↓↓↓
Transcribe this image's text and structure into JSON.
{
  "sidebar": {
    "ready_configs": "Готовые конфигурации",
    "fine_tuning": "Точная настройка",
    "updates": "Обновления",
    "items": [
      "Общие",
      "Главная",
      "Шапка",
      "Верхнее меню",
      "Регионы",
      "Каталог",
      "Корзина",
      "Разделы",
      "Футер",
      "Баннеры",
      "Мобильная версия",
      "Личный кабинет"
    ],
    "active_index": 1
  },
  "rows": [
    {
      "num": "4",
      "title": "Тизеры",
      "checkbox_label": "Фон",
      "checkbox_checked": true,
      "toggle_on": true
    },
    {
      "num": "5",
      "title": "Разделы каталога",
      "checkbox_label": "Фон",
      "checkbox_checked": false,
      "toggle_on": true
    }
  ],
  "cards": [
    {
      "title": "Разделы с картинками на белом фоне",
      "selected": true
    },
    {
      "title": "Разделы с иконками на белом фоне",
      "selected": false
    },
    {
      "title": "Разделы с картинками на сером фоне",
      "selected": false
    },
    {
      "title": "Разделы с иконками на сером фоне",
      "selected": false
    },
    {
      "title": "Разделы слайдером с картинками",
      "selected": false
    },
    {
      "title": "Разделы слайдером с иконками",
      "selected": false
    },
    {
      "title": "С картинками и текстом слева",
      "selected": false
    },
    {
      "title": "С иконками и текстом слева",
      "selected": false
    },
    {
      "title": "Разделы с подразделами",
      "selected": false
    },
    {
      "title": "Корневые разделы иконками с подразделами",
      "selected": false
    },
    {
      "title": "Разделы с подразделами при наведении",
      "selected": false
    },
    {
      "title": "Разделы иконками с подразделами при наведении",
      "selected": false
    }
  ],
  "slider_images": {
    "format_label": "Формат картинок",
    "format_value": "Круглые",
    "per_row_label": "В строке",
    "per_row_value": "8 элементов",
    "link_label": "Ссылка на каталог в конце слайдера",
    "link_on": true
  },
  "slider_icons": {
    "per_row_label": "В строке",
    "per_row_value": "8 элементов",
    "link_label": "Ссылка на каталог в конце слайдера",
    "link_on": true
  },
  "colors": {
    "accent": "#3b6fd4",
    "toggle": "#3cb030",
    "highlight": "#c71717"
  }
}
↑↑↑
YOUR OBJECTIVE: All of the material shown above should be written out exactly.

EXERCISE OUTPUT:
Transcribe this image's text and structure into JSON.
{
  "sidebar": {
    "ready_configs": "Готовые конфигурации",
    "fine_tuning": "Точная настройка",
    "updates": "Обновления",
    "items": [
      "Общие",
      "Главная",
      "Шапка",
      "Верхнее меню",
      "Регионы",
      "Каталог",
      "Корзина",
      "Разделы",
      "Футер",
      "Баннеры",
      "Мобильная версия",
      "Личный кабинет"
    ],
    "active_index": 1
  },
  "rows": [
    {
      "num": "4",
      "title": "Тизеры",
      "checkbox_label": "Фон",
      "checkbox_checked": true,
      "toggle_on": true
    },
    {
      "num": "5",
      "title": "Разделы каталога",
      "checkbox_label": "Фон",
      "checkbox_checked": false,
      "toggle_on": true
    }
  ],
  "cards": [
    {
      "title": "Разделы с картинками на белом фоне",
      "selected": true
    },
    {
      "title": "Разделы с иконками на белом фоне",
      "selected": false
    },
    {
      "title": "Разделы с картинками на сером фоне",
      "selected": false
    },
    {
      "title": "Разделы с иконками на сером фоне",
      "selected": false
    },
    {
      "title": "Разделы слайдером с картинками",
      "selected": false
    },
    {
      "title": "Разделы слайдером с иконками",
      "selected": false
    },
    {
      "title": "С картинками и текстом слева",
      "selected": false
    },
    {
      "title": "С иконками и текстом слева",
      "selected": false
    },
    {
      "title": "Разделы с подразделами",
      "selected": false
    },
    {
      "title": "Корневые разделы иконками с подразделами",
      "selected": false
    },
    {
      "title": "Разделы с подразделами при наведении",
      "selected": false
    },
    {
      "title": "Разделы иконками с подразделами при наведении",
      "selected": false
    }
  ],
  "slider_images": {
    "format_label": "Формат картинок",
    "format_value": "Круглые",
    "per_row_label": "В строке",
    "per_row_value": "8 элементов",
    "link_label": "Ссылка на каталог в конце слайдера",
    "link_on": true
  },
  "slider_icons": {
    "per_row_label": "В строке",
    "per_row_value": "8 элементов",
    "link_label": "Ссылка на каталог в конце слайдера",
    "link_on": true
  },
  "colors": {
    "accent": "#3b6fd4",
    "toggle": "#3cb030",
    "highlight": "#c71717"
  }
}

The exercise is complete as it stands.